Does race affect voting? Why policies and principles mean the most to voters

Abhishek Mukund

The United States has had monumental Presidents in its history. Lincoln fought to end slavery at the cost of a Civil War . Roosevelt became the longest sitting President after winning four consecutive elections. Yet, when Barack Obama, the nation’s first black President, ran and successfully won in 2008 and again in 2012, some Americans speculated that he had won because of his race. Did Obama win solely for this reason, or did the citizens elect a President whose policies and best suited the nation’s interests?

The United States Census reports an increase of nearly four million black and Hispanic voters from the 2004 election to the 2008 election, and an eight percent increase in the number of black voters ages 18-25. According to the Washington Post, black turnout was higher than White turnout in both 2008 and in 2012. Furthermore, the Washington Post boldly proclaims Mitt Romney would’ve beaten President Obama had it not been for the uptick in black turnout. Finally, CNN reported that President Obama won 93% of the black vote in 2012, down three points from his previous, slightly more dominant hold of the black vote in 2008.

Yet, not everyone’s convinced this data captures the bigger picture. Voters often claim they would never vote for a certain candidate based on race or gender, according to public affairs professor Edwin Dorn.

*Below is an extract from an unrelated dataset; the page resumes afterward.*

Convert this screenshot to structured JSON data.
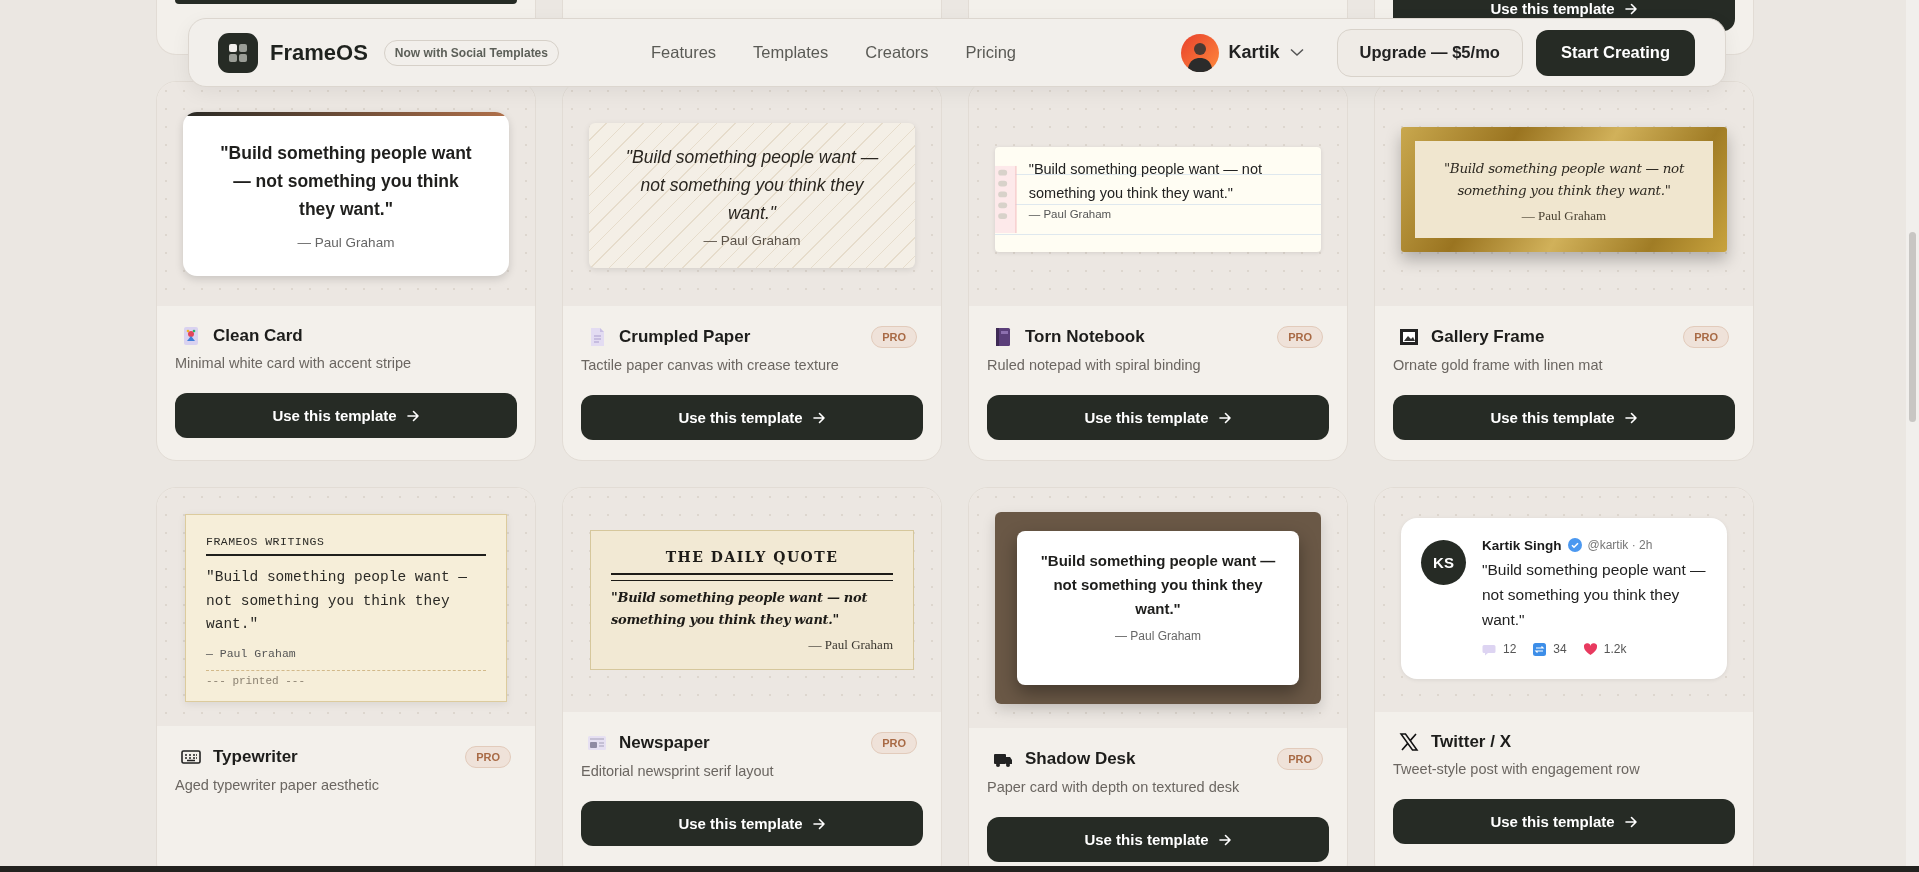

“Voters support candidates who ‘stand for’ something. That phrase, ‘stand for’ does not simply refer to a candidate's policy positions,” Dorn said. “It refers to a candidate's total package. Race and gender may be part of that package — or may not.”

In Dorn’s view, Obama won because of his policy and political party, not because of his race. Dorn isn’t alone in his belief. Voters are likely to lean towards candidates who reflect their political ideologies, said Rebecca Bigler, psychology and women’s and gender studies professor.

“People do show a preference for people who are the same social group and same political party,” Bigler said.

Although the statistics show a higher black turnout, Obama’s political stance and relatability earned him his victory.

In addition to political ideology and party affiliation, a candidate’s personal track record is taken into account by voters. Herman Cain was a Black GOP candidate who briefly led all candidates in the polls in 2012 until his campaign fell apart after alleged sexual misconduct charges. Cain led because of his policies, and fell apart because of the accusations against him. His race was not the most significant factor in his success.

Herman Cain led because of his policies. Ben Carson, a Black candidate running for Presidency in 2016, has gained traction because of his policies. Obama won for his policies. Despite what the statistics say, race and gender are not the defining elements of a candidate’s campaign. A candidate’s beliefs, ideals, relatability, leadership skills, and perseverance earn an elected candidate his/her place in office.

Abhishek Mukund is an undeclared sophomore. He is a guest columnist.